◆ Exercise materials ◆
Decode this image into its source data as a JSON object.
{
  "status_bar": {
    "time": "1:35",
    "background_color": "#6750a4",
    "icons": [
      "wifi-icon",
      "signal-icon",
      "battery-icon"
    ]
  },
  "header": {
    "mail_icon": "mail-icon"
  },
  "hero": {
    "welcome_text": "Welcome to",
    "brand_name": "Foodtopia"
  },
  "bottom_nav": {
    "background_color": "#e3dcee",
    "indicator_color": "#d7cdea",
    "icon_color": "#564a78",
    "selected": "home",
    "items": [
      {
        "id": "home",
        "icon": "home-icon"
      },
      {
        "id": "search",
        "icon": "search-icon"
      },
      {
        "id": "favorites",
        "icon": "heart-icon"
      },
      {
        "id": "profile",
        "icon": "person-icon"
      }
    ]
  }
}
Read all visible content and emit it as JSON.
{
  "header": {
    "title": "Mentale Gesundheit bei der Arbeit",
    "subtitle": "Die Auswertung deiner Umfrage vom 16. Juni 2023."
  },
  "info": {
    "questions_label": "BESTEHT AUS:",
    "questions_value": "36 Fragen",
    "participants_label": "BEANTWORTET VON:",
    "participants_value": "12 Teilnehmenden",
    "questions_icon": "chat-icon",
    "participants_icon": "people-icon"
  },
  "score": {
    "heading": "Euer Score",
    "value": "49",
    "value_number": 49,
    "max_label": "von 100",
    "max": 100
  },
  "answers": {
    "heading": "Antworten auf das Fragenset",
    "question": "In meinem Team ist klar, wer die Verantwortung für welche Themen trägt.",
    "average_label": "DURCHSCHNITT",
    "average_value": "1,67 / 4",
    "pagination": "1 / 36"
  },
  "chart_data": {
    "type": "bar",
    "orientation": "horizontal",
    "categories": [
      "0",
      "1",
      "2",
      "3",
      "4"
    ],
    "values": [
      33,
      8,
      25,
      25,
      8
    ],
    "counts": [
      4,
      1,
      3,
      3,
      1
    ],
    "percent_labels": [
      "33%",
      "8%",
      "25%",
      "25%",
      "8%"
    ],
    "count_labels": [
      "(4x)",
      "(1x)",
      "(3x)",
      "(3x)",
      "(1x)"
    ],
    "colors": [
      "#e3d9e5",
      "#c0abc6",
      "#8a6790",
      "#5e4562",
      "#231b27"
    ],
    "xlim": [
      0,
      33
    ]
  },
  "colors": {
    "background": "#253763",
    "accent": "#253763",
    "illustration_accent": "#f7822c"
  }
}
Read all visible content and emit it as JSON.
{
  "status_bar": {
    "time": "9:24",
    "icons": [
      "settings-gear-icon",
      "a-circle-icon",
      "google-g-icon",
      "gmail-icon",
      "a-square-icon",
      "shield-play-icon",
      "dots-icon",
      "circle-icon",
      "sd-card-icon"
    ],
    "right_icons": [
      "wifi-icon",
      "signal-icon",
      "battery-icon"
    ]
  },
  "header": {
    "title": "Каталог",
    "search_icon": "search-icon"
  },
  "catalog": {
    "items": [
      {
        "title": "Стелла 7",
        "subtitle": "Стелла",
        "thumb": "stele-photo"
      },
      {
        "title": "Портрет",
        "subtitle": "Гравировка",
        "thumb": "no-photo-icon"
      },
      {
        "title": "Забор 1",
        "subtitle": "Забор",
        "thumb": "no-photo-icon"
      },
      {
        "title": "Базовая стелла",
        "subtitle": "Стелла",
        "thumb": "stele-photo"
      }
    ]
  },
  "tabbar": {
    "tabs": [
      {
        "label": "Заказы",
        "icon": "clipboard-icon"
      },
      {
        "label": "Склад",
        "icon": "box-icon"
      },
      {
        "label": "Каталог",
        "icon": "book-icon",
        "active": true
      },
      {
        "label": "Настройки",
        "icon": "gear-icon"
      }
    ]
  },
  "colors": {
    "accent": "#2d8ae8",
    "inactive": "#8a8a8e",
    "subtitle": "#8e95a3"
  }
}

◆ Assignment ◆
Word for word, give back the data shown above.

◆ Result ◆
Decode this image into its source data as a JSON object.
{
  "status_bar": {
    "time": "1:35",
    "background_color": "#6750a4",
    "icons": [
      "wifi-icon",
      "signal-icon",
      "battery-icon"
    ]
  },
  "header": {
    "mail_icon": "mail-icon"
  },
  "hero": {
    "welcome_text": "Welcome to",
    "brand_name": "Foodtopia"
  },
  "bottom_nav": {
    "background_color": "#e3dcee",
    "indicator_color": "#d7cdea",
    "icon_color": "#564a78",
    "selected": "home",
    "items": [
      {
        "id": "home",
        "icon": "home-icon"
      },
      {
        "id": "search",
        "icon": "search-icon"
      },
      {
        "id": "favorites",
        "icon": "heart-icon"
      },
      {
        "id": "profile",
        "icon": "person-icon"
      }
    ]
  }
}
Read all visible content and emit it as JSON.
{
  "header": {
    "title": "Mentale Gesundheit bei der Arbeit",
    "subtitle": "Die Auswertung deiner Umfrage vom 16. Juni 2023."
  },
  "info": {
    "questions_label": "BESTEHT AUS:",
    "questions_value": "36 Fragen",
    "participants_label": "BEANTWORTET VON:",
    "participants_value": "12 Teilnehmenden",
    "questions_icon": "chat-icon",
    "participants_icon": "people-icon"
  },
  "score": {
    "heading": "Euer Score",
    "value": "49",
    "value_number": 49,
    "max_label": "von 100",
    "max": 100
  },
  "answers": {
    "heading": "Antworten auf das Fragenset",
    "question": "In meinem Team ist klar, wer die Verantwortung für welche Themen trägt.",
    "average_label": "DURCHSCHNITT",
    "average_value": "1,67 / 4",
    "pagination": "1 / 36"
  },
  "chart_data": {
    "type": "bar",
    "orientation": "horizontal",
    "categories": [
      "0",
      "1",
      "2",
      "3",
      "4"
    ],
    "values": [
      33,
      8,
      25,
      25,
      8
    ],
    "counts": [
      4,
      1,
      3,
      3,
      1
    ],
    "percent_labels": [
      "33%",
      "8%",
      "25%",
      "25%",
      "8%"
    ],
    "count_labels": [
      "(4x)",
      "(1x)",
      "(3x)",
      "(3x)",
      "(1x)"
    ],
    "colors": [
      "#e3d9e5",
      "#c0abc6",
      "#8a6790",
      "#5e4562",
      "#231b27"
    ],
    "xlim": [
      0,
      33
    ]
  },
  "colors": {
    "background": "#253763",
    "accent": "#253763",
    "illustration_accent": "#f7822c"
  }
}
Read all visible content and emit it as JSON.
{
  "status_bar": {
    "time": "9:24",
    "icons": [
      "settings-gear-icon",
      "a-circle-icon",
      "google-g-icon",
      "gmail-icon",
      "a-square-icon",
      "shield-play-icon",
      "dots-icon",
      "circle-icon",
      "sd-card-icon"
    ],
    "right_icons": [
      "wifi-icon",
      "signal-icon",
      "battery-icon"
    ]
  },
  "header": {
    "title": "Каталог",
    "search_icon": "search-icon"
  },
  "catalog": {
    "items": [
      {
        "title": "Стелла 7",
        "subtitle": "Стелла",
        "thumb": "stele-photo"
      },
      {
        "title": "Портрет",
        "subtitle": "Гравировка",
        "thumb": "no-photo-icon"
      },
      {
        "title": "Забор 1",
        "subtitle": "Забор",
        "thumb": "no-photo-icon"
      },
      {
        "title": "Базовая стелла",
        "subtitle": "Стелла",
        "thumb": "stele-photo"
      }
    ]
  },
  "tabbar": {
    "tabs": [
      {
        "label": "Заказы",
        "icon": "clipboard-icon"
      },
      {
        "label": "Склад",
        "icon": "box-icon"
      },
      {
        "label": "Каталог",
        "icon": "book-icon",
        "active": true
      },
      {
        "label": "Настройки",
        "icon": "gear-icon"
      }
    ]
  },
  "colors": {
    "accent": "#2d8ae8",
    "inactive": "#8a8a8e",
    "subtitle": "#8e95a3"
  }
}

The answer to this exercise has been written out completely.